His story is largely devoid of wanton violence and gratuitous sex.
Fears of wanton lawlessness, panic, and doom follow most every natural disaster, but they almost never come true.
Two sequels later, the comedy had been Kraken-ed out of the series, which has become awash in wanton CGI.
For each of Fonda's myriad reinventions, from wanton sex symbol to political activist to trophy wife, she has started life anew.
No huge tax cuts for the rich; no repeal of Obamacare; no opposition to same-sex marriage; no wanton unilateralism; and so on.
In his mind there was evidently a doubt whether it was wanton cruelty, or a desire for information concerning her protg.
This language is wanton cruelty,—it is fiendish insult,—is it not, Evelyn?
About this trick I was specially anxious, in order that I might practise some wanton jokes on my comrades.
But I wad sing on wanton wing, When youthfu' May its bloom renew'd.
The 'wanton lapwing' would not get himself another crest, and the poet would have to furnish himself with another example.
c.1300, wan-towen, "resistant to control; willful," from Middle English privative prefix wan- "wanting, lacking" (from Old English wan "wanting;" see wane) + togen, past participle of teon "to train, discipline;" literally "to pull, draw," from Proto-Germanic *teuhan (cf. Old High German ziohan "to pull;" see tug). The basic notion perhaps is "ill-bred, poorly brought up;" cf. German ungezogen "ill-bred, rude, haughty," literally "unpulled."
As Flies to wanton Boyes are we to th' Gods, They kill vs for their sport. [Shakespeare, "Lear," 1605]Especially of sexual indulgence from late 14c. The only English survival of a once-common Germanic negating prefix still active in Dutch (cf. wanbestuur "misgovernment," wanluid "discordant sound"), German (wahn-), etc.
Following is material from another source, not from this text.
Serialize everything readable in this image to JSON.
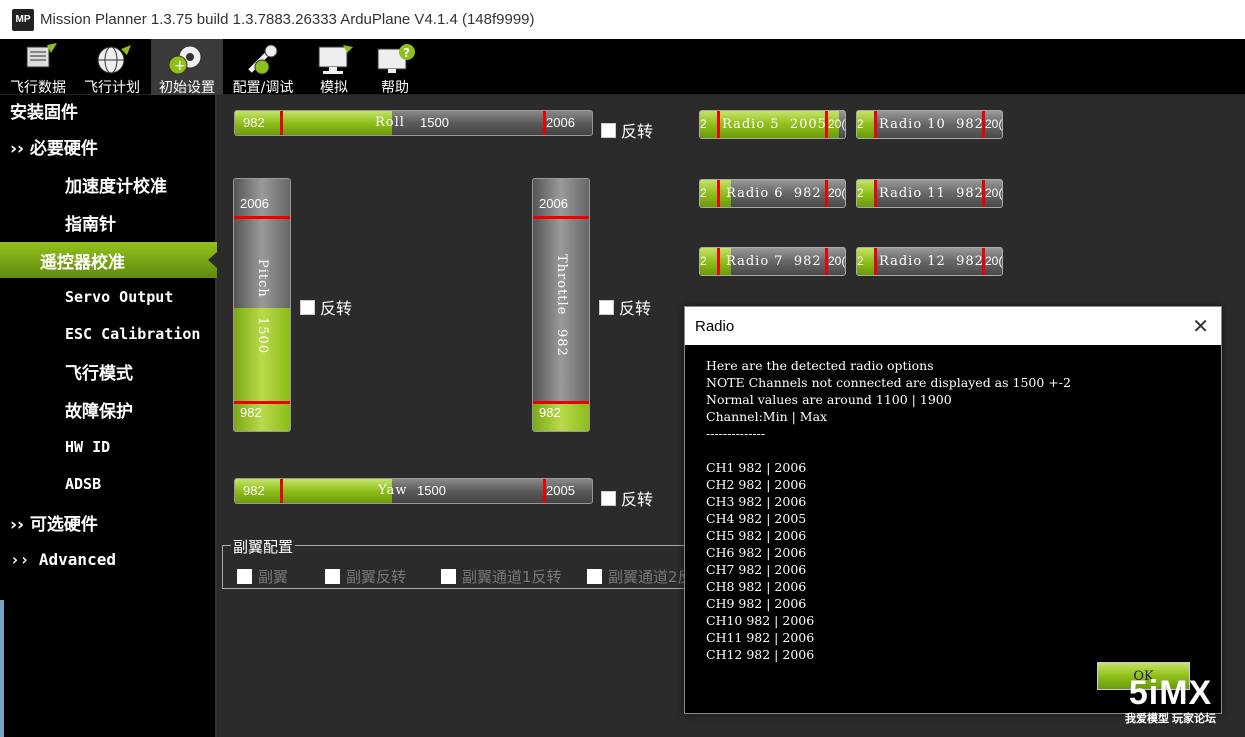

Related: Wantonly; wantonness.
"one who is ill-behaved," especially (but not originally) "lascivious, lewd person," c.1400, from wanton (adj.).
1580s, from wanton (n.). Related: Wantoned; wantoning.